The above diagrams show schematically the supposed structure of some of the simpler atoms. Fig. 4 represents the hydrogen atom, consisting of one proton and one electron revolving around the proton. The mass of the proton is about 1845 times the mass of the electron, and we assume that the proton effectively gives us the mass of the atom.
Fig. 5 represents the neutral atom of helium. Its nucleus consists of four protons and two electrons, and it has two revolving electrons; in all, four protons with four positive charges and four electrons with four negative charges, the eight charges just neutralizing each other.
Fig. 6 represents a helium atom which has lost one electron.

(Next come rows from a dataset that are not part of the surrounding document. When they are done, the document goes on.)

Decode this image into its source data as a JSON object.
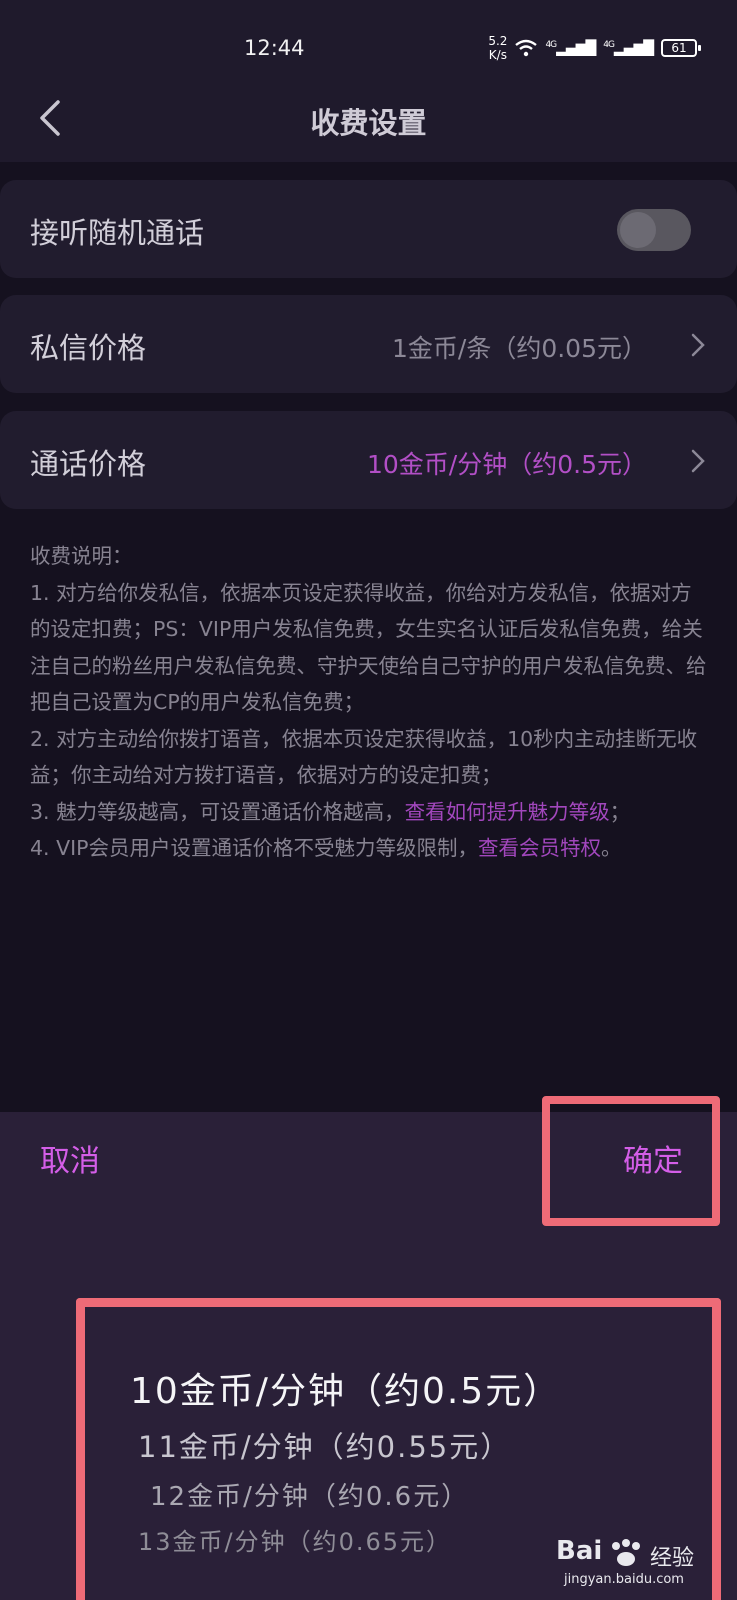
{
  "status_bar": {
    "time": "12:44",
    "net_speed_top": "5.2",
    "net_speed_bottom": "K/s",
    "signal_1": "4G",
    "signal_2": "4G",
    "battery": "61"
  },
  "header": {
    "title": "收费设置",
    "back_icon": "chevron-left-icon"
  },
  "settings": {
    "random_call": {
      "label": "接听随机通话",
      "enabled": false
    },
    "message_price": {
      "label": "私信价格",
      "value": "1金币/条（约0.05元）"
    },
    "call_price": {
      "label": "通话价格",
      "value": "10金币/分钟（约0.5元）"
    }
  },
  "description": {
    "title": "收费说明：",
    "item1": "1. 对方给你发私信，依据本页设定获得收益，你给对方发私信，依据对方的设定扣费；PS：VIP用户发私信免费，女生实名认证后发私信免费，给关注自己的粉丝用户发私信免费、守护天使给自己守护的用户发私信免费、给把自己设置为CP的用户发私信免费；",
    "item2": "2. 对方主动给你拨打语音，依据本页设定获得收益，10秒内主动挂断无收益；你主动给对方拨打语音，依据对方的设定扣费；",
    "item3_text": "3. 魅力等级越高，可设置通话价格越高，",
    "item3_link": "查看如何提升魅力等级",
    "item3_end": "；",
    "item4_text": "4. VIP会员用户设置通话价格不受魅力等级限制，",
    "item4_link": "查看会员特权",
    "item4_end": "。"
  },
  "picker_sheet": {
    "cancel_label": "取消",
    "confirm_label": "确定",
    "options": [
      "10金币/分钟（约0.5元）",
      "11金币/分钟（约0.55元）",
      "12金币/分钟（约0.6元）",
      "13金币/分钟（约0.65元）"
    ],
    "selected_index": 0
  },
  "watermark": {
    "brand": "Bai",
    "brand_suffix": "经验",
    "url": "jingyan.baidu.com"
  },
  "colors": {
    "accent": "#d45ee8",
    "link": "#a247bd",
    "highlight_box": "#ee6b77"
  }
}
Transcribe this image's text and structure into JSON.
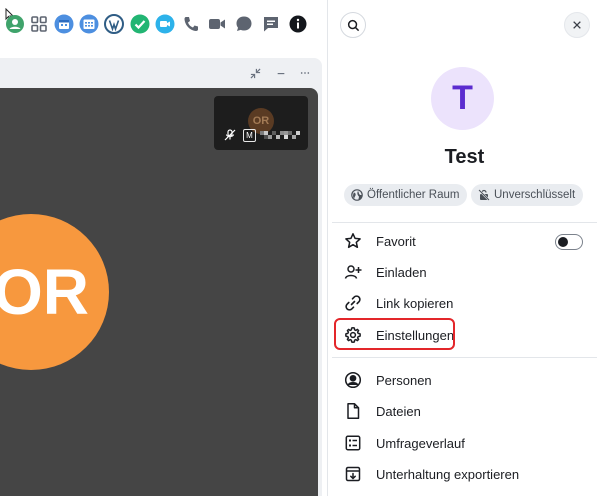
{
  "topbar": {
    "icons": [
      "home-icon",
      "apps-grid-icon",
      "calendar-icon",
      "calendar-week-icon",
      "wordpress-icon",
      "check-circle-icon",
      "meet-icon",
      "phone-icon",
      "video-icon",
      "chat-bubble-icon",
      "message-icon",
      "info-icon"
    ]
  },
  "call": {
    "main_avatar_initials": "OR",
    "pip_initials": "OR",
    "pip_badge": "M",
    "header_buttons": [
      "minimize-call-icon",
      "minimize-icon",
      "more-icon"
    ],
    "colors": {
      "stage": "#454545",
      "avatar": "#f7983e"
    }
  },
  "room": {
    "avatar_letter": "T",
    "name": "Test",
    "badges": [
      {
        "label": "Öffentlicher Raum",
        "icon": "globe-icon"
      },
      {
        "label": "Unverschlüsselt",
        "icon": "unlock-icon"
      }
    ],
    "favorite_enabled": false
  },
  "menu": {
    "group1": [
      {
        "label": "Favorit",
        "icon": "star-icon"
      },
      {
        "label": "Einladen",
        "icon": "user-add-icon"
      },
      {
        "label": "Link kopieren",
        "icon": "link-icon"
      },
      {
        "label": "Einstellungen",
        "icon": "gear-icon"
      }
    ],
    "group2": [
      {
        "label": "Personen",
        "icon": "person-icon"
      },
      {
        "label": "Dateien",
        "icon": "file-icon"
      },
      {
        "label": "Umfrageverlauf",
        "icon": "poll-icon"
      },
      {
        "label": "Unterhaltung exportieren",
        "icon": "export-icon"
      }
    ]
  },
  "colors": {
    "accent": "#5b2ccf",
    "highlight": "#e3262a"
  }
}
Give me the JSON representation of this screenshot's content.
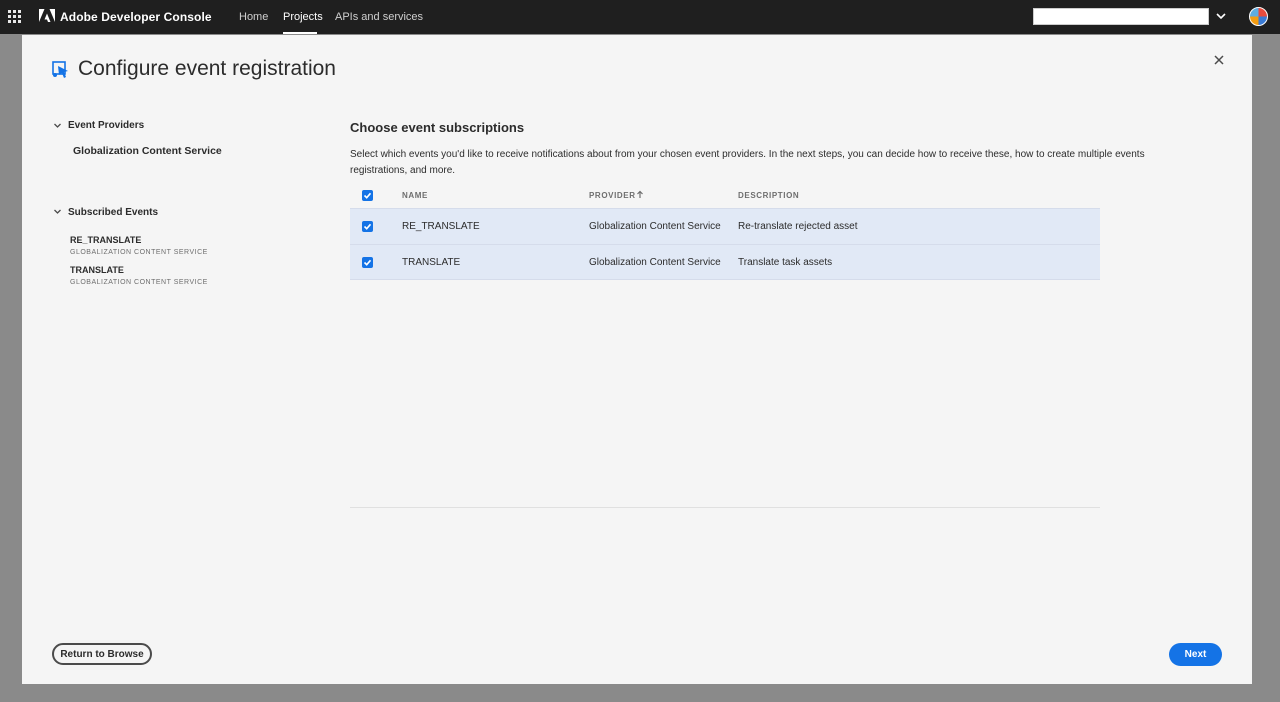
{
  "header": {
    "brand": "Adobe Developer Console",
    "nav": [
      {
        "label": "Home",
        "active": false
      },
      {
        "label": "Projects",
        "active": true
      },
      {
        "label": "APIs and services",
        "active": false
      }
    ],
    "search_value": ""
  },
  "modal": {
    "title": "Configure event registration",
    "sidebar": {
      "providers_heading": "Event Providers",
      "providers": [
        "Globalization Content Service"
      ],
      "subscribed_heading": "Subscribed Events",
      "events": [
        {
          "name": "RE_TRANSLATE",
          "provider": "GLOBALIZATION CONTENT SERVICE"
        },
        {
          "name": "TRANSLATE",
          "provider": "GLOBALIZATION CONTENT SERVICE"
        }
      ]
    },
    "main": {
      "title": "Choose event subscriptions",
      "description": "Select which events you'd like to receive notifications about from your chosen event providers. In the next steps, you can decide how to receive these, how to create multiple events registrations, and more.",
      "columns": {
        "name": "NAME",
        "provider": "PROVIDER",
        "description": "DESCRIPTION"
      },
      "rows": [
        {
          "name": "RE_TRANSLATE",
          "provider": "Globalization Content Service",
          "description": "Re-translate rejected asset",
          "checked": true
        },
        {
          "name": "TRANSLATE",
          "provider": "Globalization Content Service",
          "description": "Translate task assets",
          "checked": true
        }
      ]
    },
    "footer": {
      "return_label": "Return to Browse",
      "next_label": "Next"
    }
  },
  "colors": {
    "accent": "#1473e6",
    "topbar": "#1f1f1f",
    "row_selected": "#e1e9f6"
  }
}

It has, therefore, four positive charges and only three negative charges. Such an atom has a resultant positive charge, and is denoted by He+. If the helium atom loses two electrons it is doubly charged with a positive charge (He++). The helium nucleus He++, as shown in Fig. 7, represents the particle emitted from radio-active materials.
Lithium consists of two isotopes; that is, two elements which appear extremely similar to each other in physical and chemical characteristics, but